* _What the exercise asks_: An exact restatement of the data is required, with the images omitted.
━━━━━━
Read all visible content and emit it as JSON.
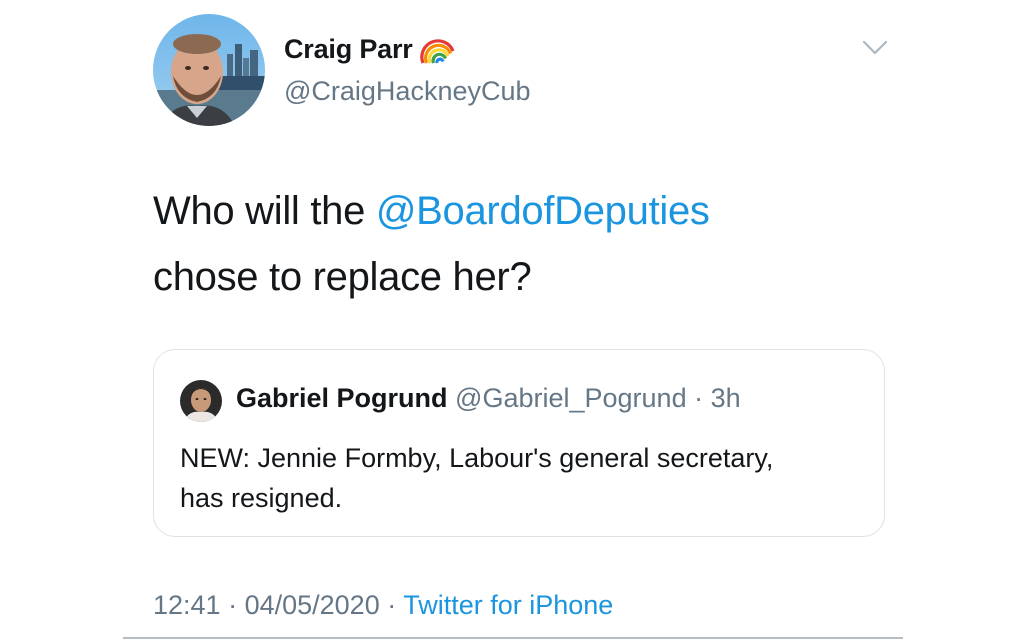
{
  "author": {
    "name": "Craig Parr",
    "handle": "@CraigHackneyCub",
    "avatar_icon": "profile-photo",
    "name_emoji_icon": "rainbow-icon"
  },
  "menu": {
    "icon": "chevron-down-icon"
  },
  "tweet": {
    "text_before": "Who will the ",
    "mention": "@BoardofDeputies",
    "text_after": " chose to replace her?"
  },
  "quoted_tweet": {
    "author_name": "Gabriel Pogrund",
    "author_handle": "@Gabriel_Pogrund",
    "separator": "·",
    "time": "3h",
    "text": "NEW: Jennie Formby, Labour's general secretary, has resigned."
  },
  "meta": {
    "time": "12:41",
    "separator1": " · ",
    "date": "04/05/2020",
    "separator2": " · ",
    "source": "Twitter for iPhone"
  },
  "colors": {
    "link": "#1b95e0",
    "secondary_text": "#657786",
    "primary_text": "#14171a",
    "border": "#dfe3e6"
  }
}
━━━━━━
* _Answer space_:
Read all visible content and emit it as JSON.
{
  "author": {
    "name": "Craig Parr",
    "handle": "@CraigHackneyCub",
    "avatar_icon": "profile-photo",
    "name_emoji_icon": "rainbow-icon"
  },
  "menu": {
    "icon": "chevron-down-icon"
  },
  "tweet": {
    "text_before": "Who will the ",
    "mention": "@BoardofDeputies",
    "text_after": " chose to replace her?"
  },
  "quoted_tweet": {
    "author_name": "Gabriel Pogrund",
    "author_handle": "@Gabriel_Pogrund",
    "separator": "·",
    "time": "3h",
    "text": "NEW: Jennie Formby, Labour's general secretary, has resigned."
  },
  "meta": {
    "time": "12:41",
    "separator1": " · ",
    "date": "04/05/2020",
    "separator2": " · ",
    "source": "Twitter for iPhone"
  },
  "colors": {
    "link": "#1b95e0",
    "secondary_text": "#657786",
    "primary_text": "#14171a",
    "border": "#dfe3e6"
  }
}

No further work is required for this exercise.